----- RECORDS SHOWN

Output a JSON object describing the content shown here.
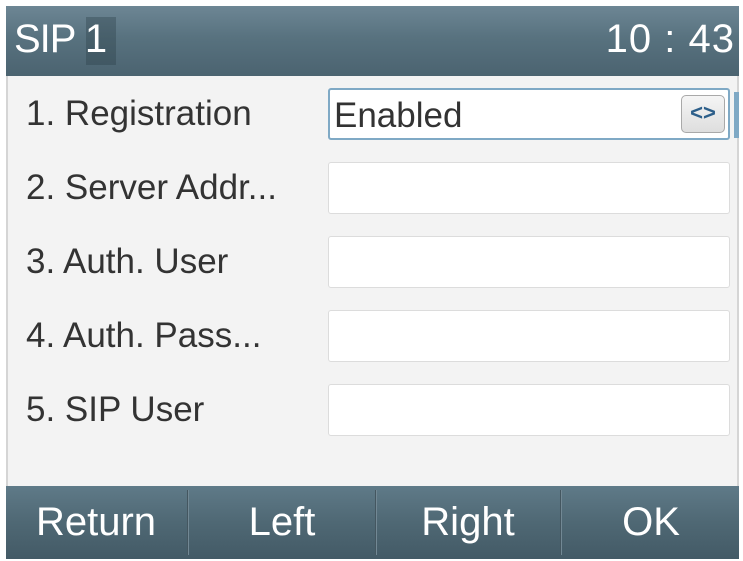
{
  "titlebar": {
    "title": "SIP 1",
    "clock": "10 : 43"
  },
  "fields": [
    {
      "label": "1.  Registration",
      "value": "Enabled",
      "selector_icon": "left-right-arrows-icon"
    },
    {
      "label": "2.  Server Addr...",
      "value": ""
    },
    {
      "label": "3.  Auth. User",
      "value": ""
    },
    {
      "label": "4.  Auth. Pass...",
      "value": ""
    },
    {
      "label": "5.  SIP User",
      "value": ""
    }
  ],
  "selector_glyph": "<>",
  "softkeys": {
    "return": "Return",
    "left": "Left",
    "right": "Right",
    "ok": "OK"
  },
  "colors": {
    "titlebar": "#58727f",
    "softkey_bar": "#4f6874",
    "selected_border": "#7fa9c5",
    "background": "#f3f3f3"
  }
}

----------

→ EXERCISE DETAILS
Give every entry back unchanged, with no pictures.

→ YOUR SOLUTION
Output a JSON object describing the content shown here.
{
  "titlebar": {
    "title": "SIP 1",
    "clock": "10 : 43"
  },
  "fields": [
    {
      "label": "1.  Registration",
      "value": "Enabled",
      "selector_icon": "left-right-arrows-icon"
    },
    {
      "label": "2.  Server Addr...",
      "value": ""
    },
    {
      "label": "3.  Auth. User",
      "value": ""
    },
    {
      "label": "4.  Auth. Pass...",
      "value": ""
    },
    {
      "label": "5.  SIP User",
      "value": ""
    }
  ],
  "selector_glyph": "<>",
  "softkeys": {
    "return": "Return",
    "left": "Left",
    "right": "Right",
    "ok": "OK"
  },
  "colors": {
    "titlebar": "#58727f",
    "softkey_bar": "#4f6874",
    "selected_border": "#7fa9c5",
    "background": "#f3f3f3"
  }
}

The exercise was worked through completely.